What you need to do: Return each entry unchanged.

________

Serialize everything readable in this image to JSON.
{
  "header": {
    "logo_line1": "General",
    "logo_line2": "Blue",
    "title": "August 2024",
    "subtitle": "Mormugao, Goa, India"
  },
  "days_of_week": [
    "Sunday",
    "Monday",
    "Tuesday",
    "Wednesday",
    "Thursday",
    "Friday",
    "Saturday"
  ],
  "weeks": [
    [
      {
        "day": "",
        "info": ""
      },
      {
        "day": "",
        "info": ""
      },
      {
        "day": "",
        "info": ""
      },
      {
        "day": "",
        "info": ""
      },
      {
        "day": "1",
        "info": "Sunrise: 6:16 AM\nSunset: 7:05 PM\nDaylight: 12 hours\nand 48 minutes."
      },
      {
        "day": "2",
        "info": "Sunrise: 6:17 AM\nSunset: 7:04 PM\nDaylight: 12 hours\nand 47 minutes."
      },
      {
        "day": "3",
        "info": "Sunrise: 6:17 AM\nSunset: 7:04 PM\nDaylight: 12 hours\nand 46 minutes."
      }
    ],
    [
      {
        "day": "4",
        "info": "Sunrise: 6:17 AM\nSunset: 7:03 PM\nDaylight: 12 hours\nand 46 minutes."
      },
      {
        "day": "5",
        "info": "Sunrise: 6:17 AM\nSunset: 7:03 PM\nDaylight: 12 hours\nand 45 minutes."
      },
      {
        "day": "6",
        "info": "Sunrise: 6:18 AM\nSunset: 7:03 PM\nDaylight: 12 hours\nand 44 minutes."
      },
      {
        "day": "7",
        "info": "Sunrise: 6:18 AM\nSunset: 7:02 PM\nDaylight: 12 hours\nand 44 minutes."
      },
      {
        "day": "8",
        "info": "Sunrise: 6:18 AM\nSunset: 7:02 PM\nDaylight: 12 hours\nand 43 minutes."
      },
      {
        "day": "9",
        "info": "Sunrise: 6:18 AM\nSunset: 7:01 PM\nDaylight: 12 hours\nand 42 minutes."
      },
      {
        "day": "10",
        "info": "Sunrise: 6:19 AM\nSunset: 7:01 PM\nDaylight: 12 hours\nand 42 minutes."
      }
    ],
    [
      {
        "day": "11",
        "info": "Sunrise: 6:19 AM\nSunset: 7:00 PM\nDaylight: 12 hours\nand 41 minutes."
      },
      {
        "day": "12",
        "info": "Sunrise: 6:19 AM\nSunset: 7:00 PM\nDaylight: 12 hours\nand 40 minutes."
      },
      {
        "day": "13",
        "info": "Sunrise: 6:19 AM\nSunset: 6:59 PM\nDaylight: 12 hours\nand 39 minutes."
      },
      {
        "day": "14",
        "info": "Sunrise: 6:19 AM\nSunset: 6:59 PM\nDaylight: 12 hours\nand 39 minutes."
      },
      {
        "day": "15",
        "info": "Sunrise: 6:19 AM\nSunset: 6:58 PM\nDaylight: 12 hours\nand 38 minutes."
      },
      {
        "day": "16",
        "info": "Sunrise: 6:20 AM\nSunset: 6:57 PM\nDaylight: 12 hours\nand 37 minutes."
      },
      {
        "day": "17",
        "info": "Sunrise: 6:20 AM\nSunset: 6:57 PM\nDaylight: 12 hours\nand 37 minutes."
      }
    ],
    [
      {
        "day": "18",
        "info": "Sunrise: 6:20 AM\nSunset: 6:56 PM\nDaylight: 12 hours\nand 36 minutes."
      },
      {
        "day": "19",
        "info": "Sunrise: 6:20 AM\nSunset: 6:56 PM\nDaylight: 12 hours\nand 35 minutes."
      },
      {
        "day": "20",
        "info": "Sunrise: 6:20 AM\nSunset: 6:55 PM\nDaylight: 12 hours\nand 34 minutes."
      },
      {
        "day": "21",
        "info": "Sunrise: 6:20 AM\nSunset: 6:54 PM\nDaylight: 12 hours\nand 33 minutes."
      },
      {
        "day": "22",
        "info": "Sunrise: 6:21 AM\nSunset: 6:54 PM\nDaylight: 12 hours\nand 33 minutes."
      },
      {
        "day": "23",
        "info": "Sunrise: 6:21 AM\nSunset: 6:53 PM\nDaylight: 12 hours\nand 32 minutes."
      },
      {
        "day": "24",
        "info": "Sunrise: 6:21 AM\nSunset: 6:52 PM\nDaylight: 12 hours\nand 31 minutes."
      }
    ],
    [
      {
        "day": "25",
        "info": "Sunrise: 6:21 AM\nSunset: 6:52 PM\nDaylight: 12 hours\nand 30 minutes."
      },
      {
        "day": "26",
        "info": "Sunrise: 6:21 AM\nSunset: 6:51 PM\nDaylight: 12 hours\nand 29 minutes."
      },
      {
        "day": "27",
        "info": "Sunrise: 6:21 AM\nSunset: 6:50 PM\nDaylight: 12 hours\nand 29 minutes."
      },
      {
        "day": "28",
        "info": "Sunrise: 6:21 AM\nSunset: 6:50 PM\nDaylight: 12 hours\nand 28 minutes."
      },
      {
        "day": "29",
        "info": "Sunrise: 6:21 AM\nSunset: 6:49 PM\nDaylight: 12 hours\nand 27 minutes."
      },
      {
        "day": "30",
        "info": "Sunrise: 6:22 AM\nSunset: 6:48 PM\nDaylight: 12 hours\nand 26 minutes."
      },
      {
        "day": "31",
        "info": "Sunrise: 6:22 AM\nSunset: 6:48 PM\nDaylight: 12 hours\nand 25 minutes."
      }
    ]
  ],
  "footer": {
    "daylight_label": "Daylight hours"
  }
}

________

Result:
Serialize everything readable in this image to JSON.
{
  "header": {
    "logo_line1": "General",
    "logo_line2": "Blue",
    "title": "August 2024",
    "subtitle": "Mormugao, Goa, India"
  },
  "days_of_week": [
    "Sunday",
    "Monday",
    "Tuesday",
    "Wednesday",
    "Thursday",
    "Friday",
    "Saturday"
  ],
  "weeks": [
    [
      {
        "day": "",
        "info": ""
      },
      {
        "day": "",
        "info": ""
      },
      {
        "day": "",
        "info": ""
      },
      {
        "day": "",
        "info": ""
      },
      {
        "day": "1",
        "info": "Sunrise: 6:16 AM\nSunset: 7:05 PM\nDaylight: 12 hours\nand 48 minutes."
      },
      {
        "day": "2",
        "info": "Sunrise: 6:17 AM\nSunset: 7:04 PM\nDaylight: 12 hours\nand 47 minutes."
      },
      {
        "day": "3",
        "info": "Sunrise: 6:17 AM\nSunset: 7:04 PM\nDaylight: 12 hours\nand 46 minutes."
      }
    ],
    [
      {
        "day": "4",
        "info": "Sunrise: 6:17 AM\nSunset: 7:03 PM\nDaylight: 12 hours\nand 46 minutes."
      },
      {
        "day": "5",
        "info": "Sunrise: 6:17 AM\nSunset: 7:03 PM\nDaylight: 12 hours\nand 45 minutes."
      },
      {
        "day": "6",
        "info": "Sunrise: 6:18 AM\nSunset: 7:03 PM\nDaylight: 12 hours\nand 44 minutes."
      },
      {
        "day": "7",
        "info": "Sunrise: 6:18 AM\nSunset: 7:02 PM\nDaylight: 12 hours\nand 44 minutes."
      },
      {
        "day": "8",
        "info": "Sunrise: 6:18 AM\nSunset: 7:02 PM\nDaylight: 12 hours\nand 43 minutes."
      },
      {
        "day": "9",
        "info": "Sunrise: 6:18 AM\nSunset: 7:01 PM\nDaylight: 12 hours\nand 42 minutes."
      },
      {
        "day": "10",
        "info": "Sunrise: 6:19 AM\nSunset: 7:01 PM\nDaylight: 12 hours\nand 42 minutes."
      }
    ],
    [
      {
        "day": "11",
        "info": "Sunrise: 6:19 AM\nSunset: 7:00 PM\nDaylight: 12 hours\nand 41 minutes."
      },
      {
        "day": "12",
        "info": "Sunrise: 6:19 AM\nSunset: 7:00 PM\nDaylight: 12 hours\nand 40 minutes."
      },
      {
        "day": "13",
        "info": "Sunrise: 6:19 AM\nSunset: 6:59 PM\nDaylight: 12 hours\nand 39 minutes."
      },
      {
        "day": "14",
        "info": "Sunrise: 6:19 AM\nSunset: 6:59 PM\nDaylight: 12 hours\nand 39 minutes."
      },
      {
        "day": "15",
        "info": "Sunrise: 6:19 AM\nSunset: 6:58 PM\nDaylight: 12 hours\nand 38 minutes."
      },
      {
        "day": "16",
        "info": "Sunrise: 6:20 AM\nSunset: 6:57 PM\nDaylight: 12 hours\nand 37 minutes."
      },
      {
        "day": "17",
        "info": "Sunrise: 6:20 AM\nSunset: 6:57 PM\nDaylight: 12 hours\nand 37 minutes."
      }
    ],
    [
      {
        "day": "18",
        "info": "Sunrise: 6:20 AM\nSunset: 6:56 PM\nDaylight: 12 hours\nand 36 minutes."
      },
      {
        "day": "19",
        "info": "Sunrise: 6:20 AM\nSunset: 6:56 PM\nDaylight: 12 hours\nand 35 minutes."
      },
      {
        "day": "20",
        "info": "Sunrise: 6:20 AM\nSunset: 6:55 PM\nDaylight: 12 hours\nand 34 minutes."
      },
      {
        "day": "21",
        "info": "Sunrise: 6:20 AM\nSunset: 6:54 PM\nDaylight: 12 hours\nand 33 minutes."
      },
      {
        "day": "22",
        "info": "Sunrise: 6:21 AM\nSunset: 6:54 PM\nDaylight: 12 hours\nand 33 minutes."
      },
      {
        "day": "23",
        "info": "Sunrise: 6:21 AM\nSunset: 6:53 PM\nDaylight: 12 hours\nand 32 minutes."
      },
      {
        "day": "24",
        "info": "Sunrise: 6:21 AM\nSunset: 6:52 PM\nDaylight: 12 hours\nand 31 minutes."
      }
    ],
    [
      {
        "day": "25",
        "info": "Sunrise: 6:21 AM\nSunset: 6:52 PM\nDaylight: 12 hours\nand 30 minutes."
      },
      {
        "day": "26",
        "info": "Sunrise: 6:21 AM\nSunset: 6:51 PM\nDaylight: 12 hours\nand 29 minutes."
      },
      {
        "day": "27",
        "info": "Sunrise: 6:21 AM\nSunset: 6:50 PM\nDaylight: 12 hours\nand 29 minutes."
      },
      {
        "day": "28",
        "info": "Sunrise: 6:21 AM\nSunset: 6:50 PM\nDaylight: 12 hours\nand 28 minutes."
      },
      {
        "day": "29",
        "info": "Sunrise: 6:21 AM\nSunset: 6:49 PM\nDaylight: 12 hours\nand 27 minutes."
      },
      {
        "day": "30",
        "info": "Sunrise: 6:22 AM\nSunset: 6:48 PM\nDaylight: 12 hours\nand 26 minutes."
      },
      {
        "day": "31",
        "info": "Sunrise: 6:22 AM\nSunset: 6:48 PM\nDaylight: 12 hours\nand 25 minutes."
      }
    ]
  ],
  "footer": {
    "daylight_label": "Daylight hours"
  }
}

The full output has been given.